When we look back at a young Mitch McGary and his career at the University of Michigan, the most common sentiment will probably be "what could have been?" After McGary showed some potential in limited playing time early on in his freshman season, he became a breakout star during the NCAA Tournament thanks to his energy and rebounding, as well as some well-time passes from Trey Burke.
The game that marked the arrival of Mitch McGary as a major NBA prospect was the 4/5 matchup that Michigan faced against VCU in the third round of the 2013 NCAA Tournament. Under head coach Shaka Smart, the Rams were and still are a team that uses its lack of size to its advantage by pressuring bigger, clumsier teams into turnovers and creating transition opportunities.
Fortunately for the Wolverines, McGary isn't your average big man. Bursting with athleticism and inside finishing ability, McGary torched VCU for 21 points on 10-for-11 shooting while only turning the ball over two times and grabbing 14 rebounds. With McGary leading the team in scoring, Michigan trounced VCU 78-53 and moved on to the Sweet 16, where they would face the heavily favored Kansas Jayhawks.
Scoring a bunch of points against VCU was nice, but how would McGary fare against a major powerhouse like Kansas with its outstanding center Jeff Withey patrolling the middle of the floor?
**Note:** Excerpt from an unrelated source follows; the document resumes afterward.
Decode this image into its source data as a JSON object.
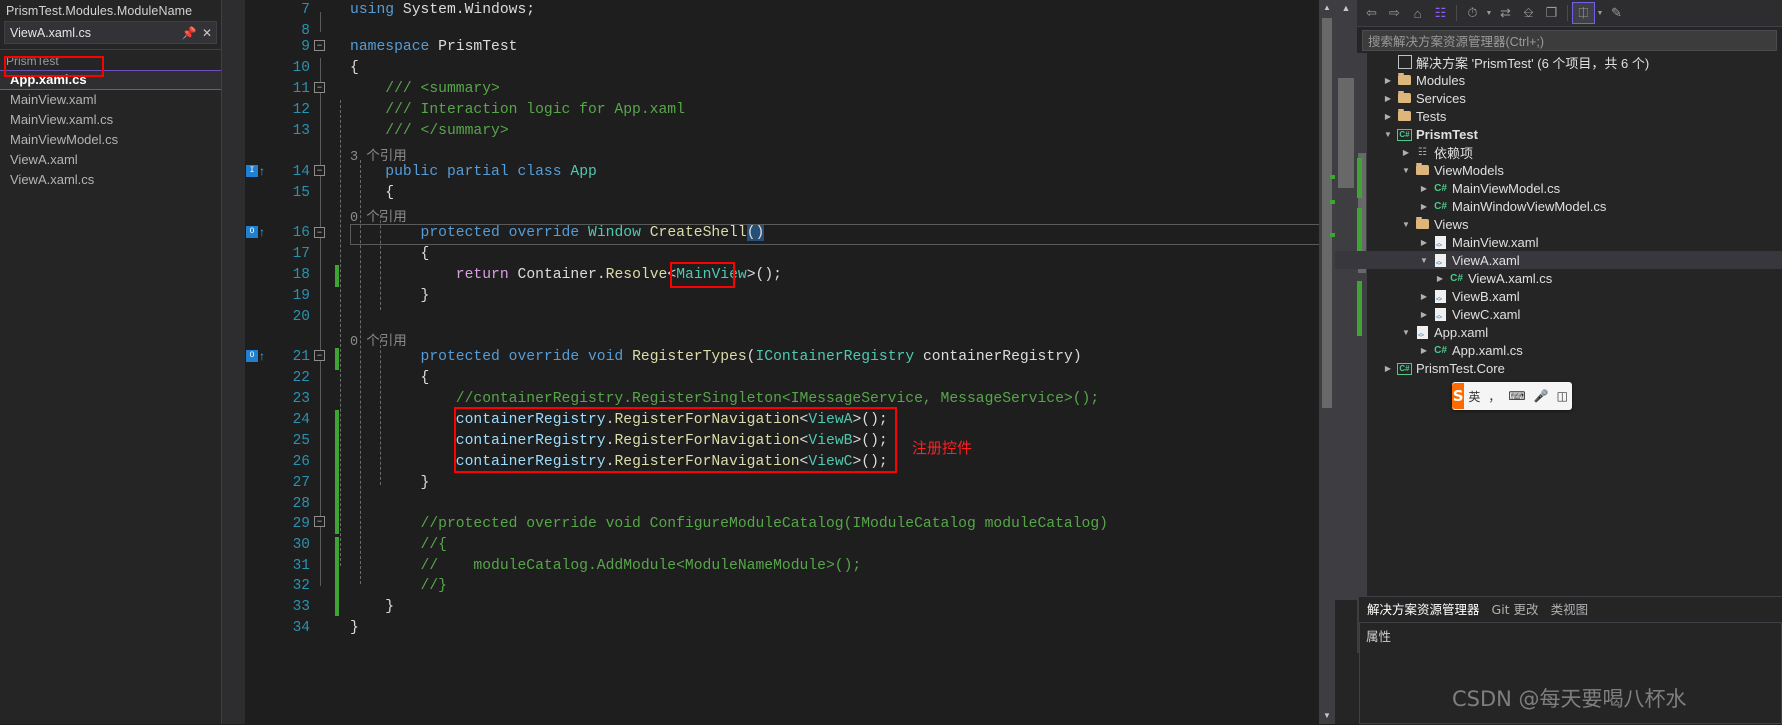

Quite well, it turns out.
With Withey on the floor for 39 of the game's 45 minutes, McGary proved he was up for the challenge, pounding Kansas for 25 points and 14 rebounds, five of which were on the offensive end. Once again, the freshman big man was Michigan's leading scorer, and once again, the Wolverines pulled out a huge victory, triumphing over Kansas 87-85 in overtime.
During the 2013-14 season, McGary was severely limited by a back injury before finally deciding to have season-ending surgery. His status as an NBA draft prospect is based not only on his combination of size and athleticism, but also his performance on the big stage of the NCAA Tournament. If McGary didn't breakout the way he did, he wouldn't be highly as thought of as a prospect.
It also helped, of course, that McGary had such a talented point guard in Burke giving him the ball. The current NBA guard's incredible poise under pressure helped guide McGary and the Wolverines to success against VCU and Kansas. McGary stands up well as a prospect on his own, but it would certainly boost his early career if he was paired with another talented point.